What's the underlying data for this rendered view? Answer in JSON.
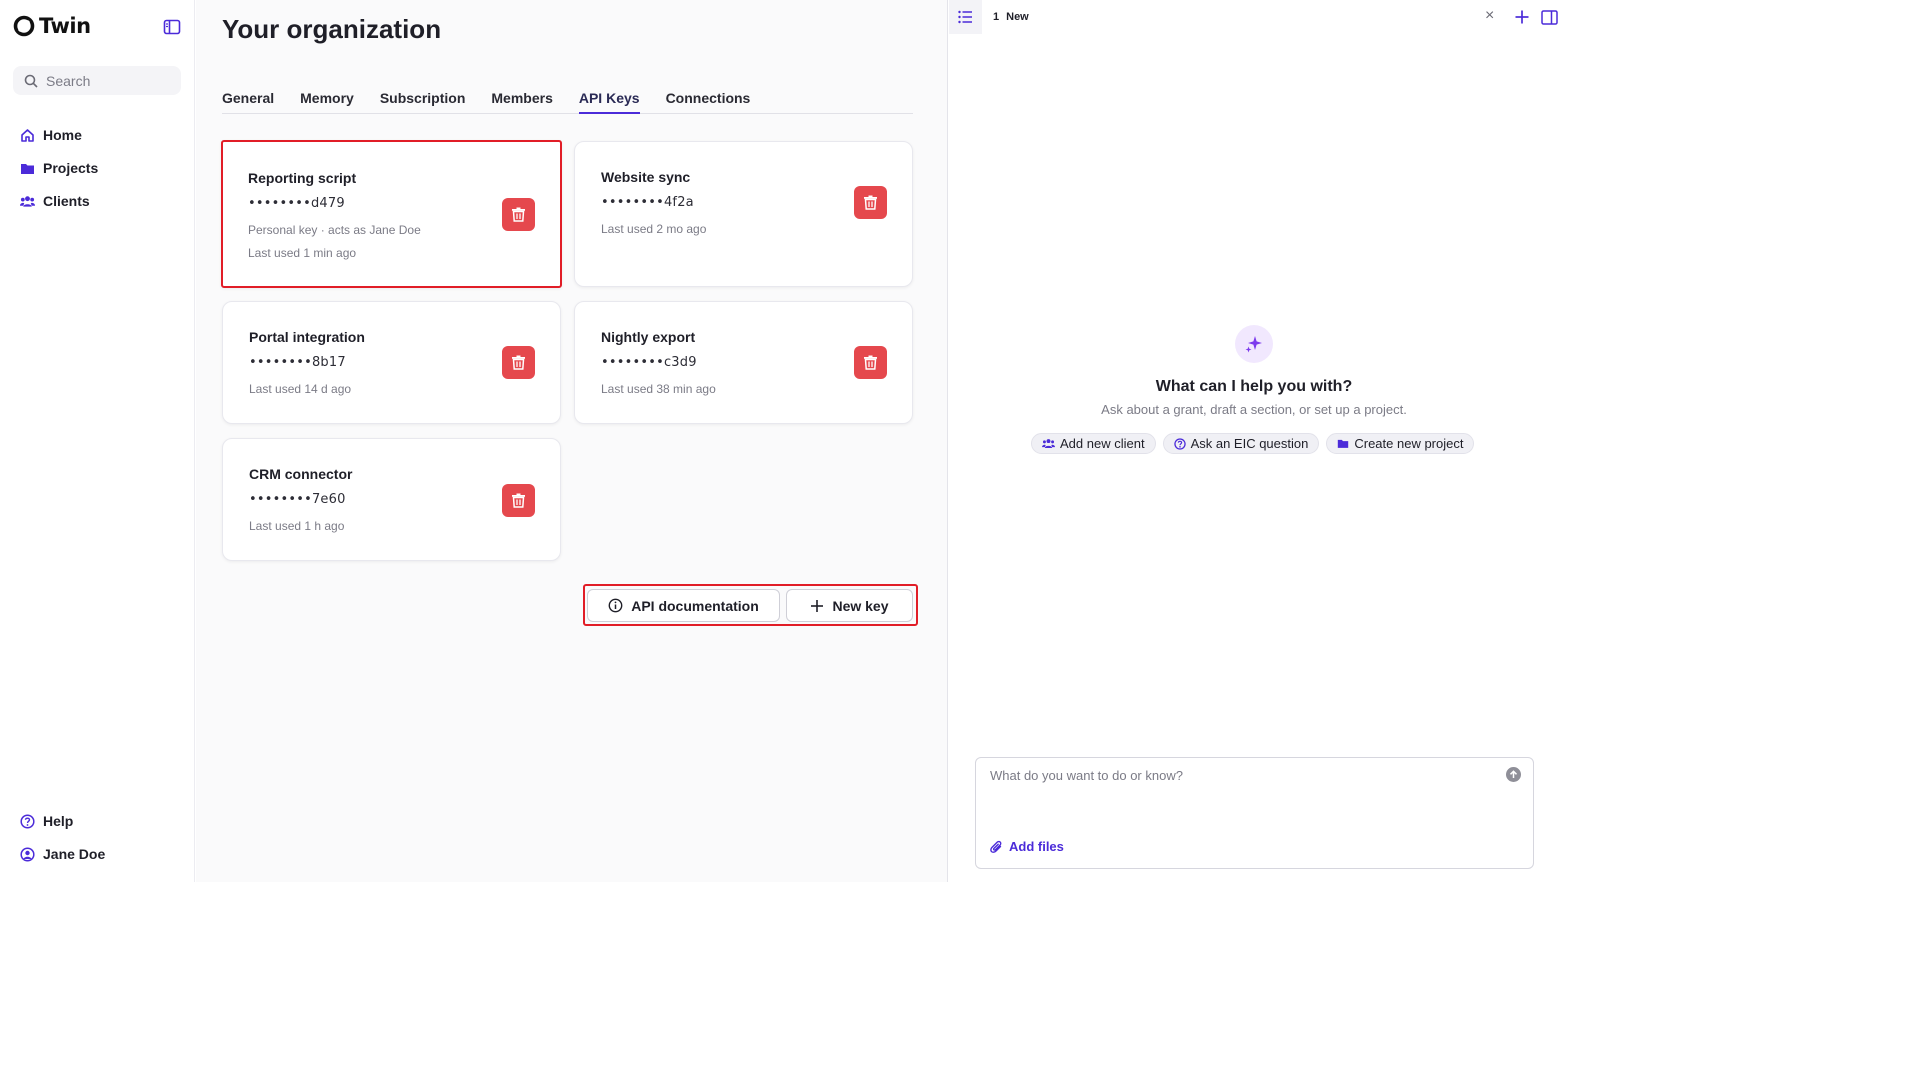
{
  "app": {
    "brand": "Twin"
  },
  "colors": {
    "accent": "#4b2bd9",
    "danger": "#e5484d",
    "highlight": "#e11d27",
    "purple_icon": "#7c3aed"
  },
  "sidebar": {
    "search_placeholder": "Search",
    "items": [
      {
        "label": "Home",
        "icon": "home-icon"
      },
      {
        "label": "Projects",
        "icon": "folder-icon"
      },
      {
        "label": "Clients",
        "icon": "users-icon"
      }
    ],
    "bottom": [
      {
        "label": "Help",
        "icon": "help-circle-icon"
      },
      {
        "label": "Jane Doe",
        "icon": "user-circle-icon"
      }
    ]
  },
  "main": {
    "title": "Your organization",
    "tabs": [
      {
        "label": "General"
      },
      {
        "label": "Memory"
      },
      {
        "label": "Subscription"
      },
      {
        "label": "Members"
      },
      {
        "label": "API Keys",
        "active": true
      },
      {
        "label": "Connections"
      }
    ],
    "keys": [
      {
        "name": "Reporting script",
        "key": "••••••••d479",
        "note": "Personal key · acts as Jane Doe",
        "last_used": "Last used 1 min ago",
        "highlighted": true
      },
      {
        "name": "Website sync",
        "key": "••••••••4f2a",
        "last_used": "Last used 2 mo ago"
      },
      {
        "name": "Portal integration",
        "key": "••••••••8b17",
        "last_used": "Last used 14 d ago"
      },
      {
        "name": "Nightly export",
        "key": "••••••••c3d9",
        "last_used": "Last used 38 min ago"
      },
      {
        "name": "CRM connector",
        "key": "••••••••7e60",
        "last_used": "Last used 1 h ago"
      }
    ],
    "actions": {
      "docs_label": "API documentation",
      "new_key_label": "New key"
    }
  },
  "right_panel": {
    "tab_number": "1",
    "tab_label": "New",
    "close_glyph": "×",
    "help_title": "What can I help you with?",
    "help_sub": "Ask about a grant, draft a section, or set up a project.",
    "chips": [
      {
        "label": "Add new client",
        "icon": "users-icon"
      },
      {
        "label": "Ask an EIC question",
        "icon": "help-circle-icon"
      },
      {
        "label": "Create new project",
        "icon": "folder-icon"
      }
    ],
    "composer_placeholder": "What do you want to do or know?",
    "add_files_label": "Add files"
  }
}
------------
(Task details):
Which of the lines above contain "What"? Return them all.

(Response for this exercise):
What's the underlying data for this rendered view? Answer in JSON.
    "help_title": "What can I help you with?",
    "composer_placeholder": "What do you want to do or know?",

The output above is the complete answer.